In the closing few weeks, as the two faced off in a series of televised debates, Frye sought to cast Sanders as part of the "old San Diego" that got the city into its fiscal crisis.
Sanders countered by saying Frye was part of an "old San Diego" marked by labor union control of City Hall.
Sanders went on the offensive first, setting an edgy tone over the summer in what had been a cordial relationship with Frye.
In May, when they filed their candidacy papers, both Frye and Sanders made glowing remarks about one another, promising a respectful relationship on the campaign trail – a promise that would be broken during the fall campaign.
Sanders took aim at her voting record in 2002, when she joined with everyone else on the council in votes to underfund the pension and grant benefit increases.
Frye shot back that as soon as pension board whistle-blower Diann Shipione went public with warnings of pension system abuses in November 2002, she became the council's only voice against pension underfunding.

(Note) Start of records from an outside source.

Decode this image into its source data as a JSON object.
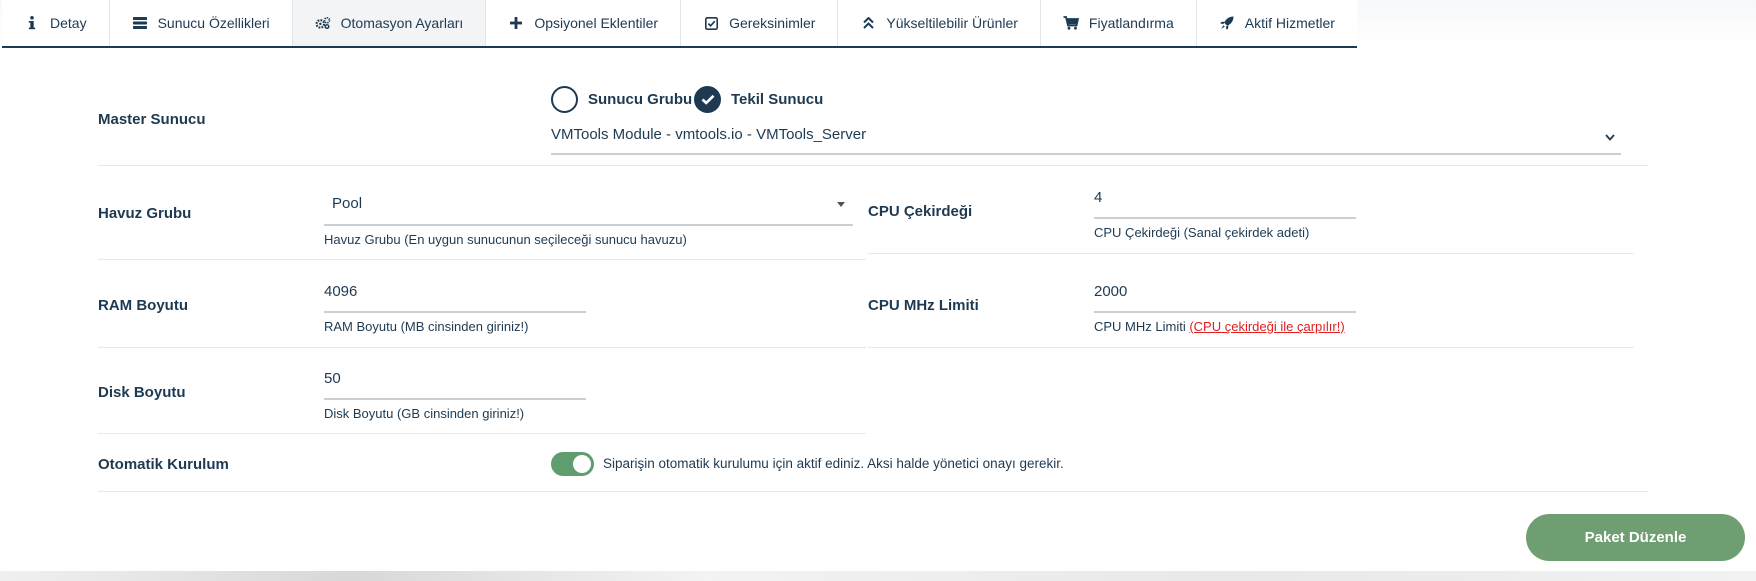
{
  "tabs": [
    {
      "label": "Detay",
      "icon": "info-icon"
    },
    {
      "label": "Sunucu Özellikleri",
      "icon": "server-icon"
    },
    {
      "label": "Otomasyon Ayarları",
      "icon": "cogs-icon",
      "active": true
    },
    {
      "label": "Opsiyonel Eklentiler",
      "icon": "plus-icon"
    },
    {
      "label": "Gereksinimler",
      "icon": "check-square-icon"
    },
    {
      "label": "Yükseltilebilir Ürünler",
      "icon": "double-chevron-up-icon"
    },
    {
      "label": "Fiyatlandırma",
      "icon": "cart-icon"
    },
    {
      "label": "Aktif Hizmetler",
      "icon": "rocket-icon"
    }
  ],
  "master": {
    "label": "Master Sunucu",
    "radio_group": "Sunucu Grubu",
    "radio_single": "Tekil Sunucu",
    "selected": "Tekil Sunucu",
    "server_value": "VMTools Module - vmtools.io - VMTools_Server"
  },
  "pool": {
    "label": "Havuz Grubu",
    "value": "Pool",
    "help": "Havuz Grubu (En uygun sunucunun seçileceği sunucu havuzu)"
  },
  "cpu_core": {
    "label": "CPU Çekirdeği",
    "value": "4",
    "help": "CPU Çekirdeği (Sanal çekirdek adeti)"
  },
  "ram": {
    "label": "RAM Boyutu",
    "value": "4096",
    "help": "RAM Boyutu (MB cinsinden giriniz!)"
  },
  "cpu_mhz": {
    "label": "CPU MHz Limiti",
    "value": "2000",
    "help_prefix": "CPU MHz Limiti ",
    "help_warn": "(CPU çekirdeği ile çarpılır!)"
  },
  "disk": {
    "label": "Disk Boyutu",
    "value": "50",
    "help": "Disk Boyutu (GB cinsinden giriniz!)"
  },
  "auto_setup": {
    "label": "Otomatik Kurulum",
    "enabled": true,
    "description": "Siparişin otomatik kurulumu için aktif ediniz. Aksi halde yönetici onayı gerekir."
  },
  "submit_label": "Paket Düzenle",
  "colors": {
    "primary": "#1e3a52",
    "toggle_on": "#5f9d6f",
    "button": "#6e9e72",
    "warning": "#e02020"
  }
}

Sanders also criticized Frye for taking a benefit perk in 2003 that allows city employees to buy credits to enhance their pensions. She formally asked retirement officials to take back the perk this year.
Frye also criticized Sanders' pension, which grosses $84,000 annually. After alimony payments, Sanders said he grosses $60,000 a year in retirement pay.
Sanders rolled out his fiscal-recovery plan in pieces, while Frye, for the summer, said little.
In September, she unveiled her AAA fiscal-recovery plan, which included calls to aggressively expand the powers of the mayor's office, including asking voters for exclusive right to negotiate benefit rollbacks with labor unions.
It also included asking voters for power to unilaterally take the city into bankruptcy court if talks fail.
The most politically significant piece of her plan was the possibility of asking voters in tax-averse San Diego for a temporary half-cent increase in the sales tax.
Sanders accused Frye of pushing a $1.1 billion tax increase, but his own tax rhetoric was anything but clear.
In the primary, he made remarks indicating that taxes might be a distant option. This left him vulnerable to a TV ad from Francis accusing him, and Frye, of preparing to raise taxes if elected.
Late in the primary, Sanders sought to recover, finally declaring, "No taxes."
For the rest of the campaign, he would explain that he is against tax increases for the current crisis, but that taxes might be an option in the future if voters want to raise funds for things such as infrastructure repairs.
Frye accused Sanders of being dishonest with voters and said she told the public the truth before the election.
Sanders' plan called for a more-conventional mix of cuts to the bureaucracy, salary freezes, selling some city land and going into deeper debt – through the sale of pension-obligation bonds – to address the pension deficit.
His plan needed major revisions.
Later in the campaign he said he would threaten to lay off 10 percent of the general fund work force as a weapon to get labor unions back to the bargaining table.
Then, he said public safety workers were exempt. That meant instead of nearly 700 workers whose jobs were on the line, there were 300. Annual savings that he first touted as $64 million were downgraded to $35 million.
Frye's plan included a vow to lay off 500 workers.
Things grew testy in the closing weeks.
In mid-October, Sanders accused Frye of failing to take responsibility for her pension votes and for buying pension credits in 2003. He said this raised "serious questions about her character and her integrity."
The same day, Frye appeared at a news conference outside City Hall with a supporter wearing a yellow chicken suit. In a taunting tone, Frye said Sanders was afraid to tell the public the truth about his financial plan.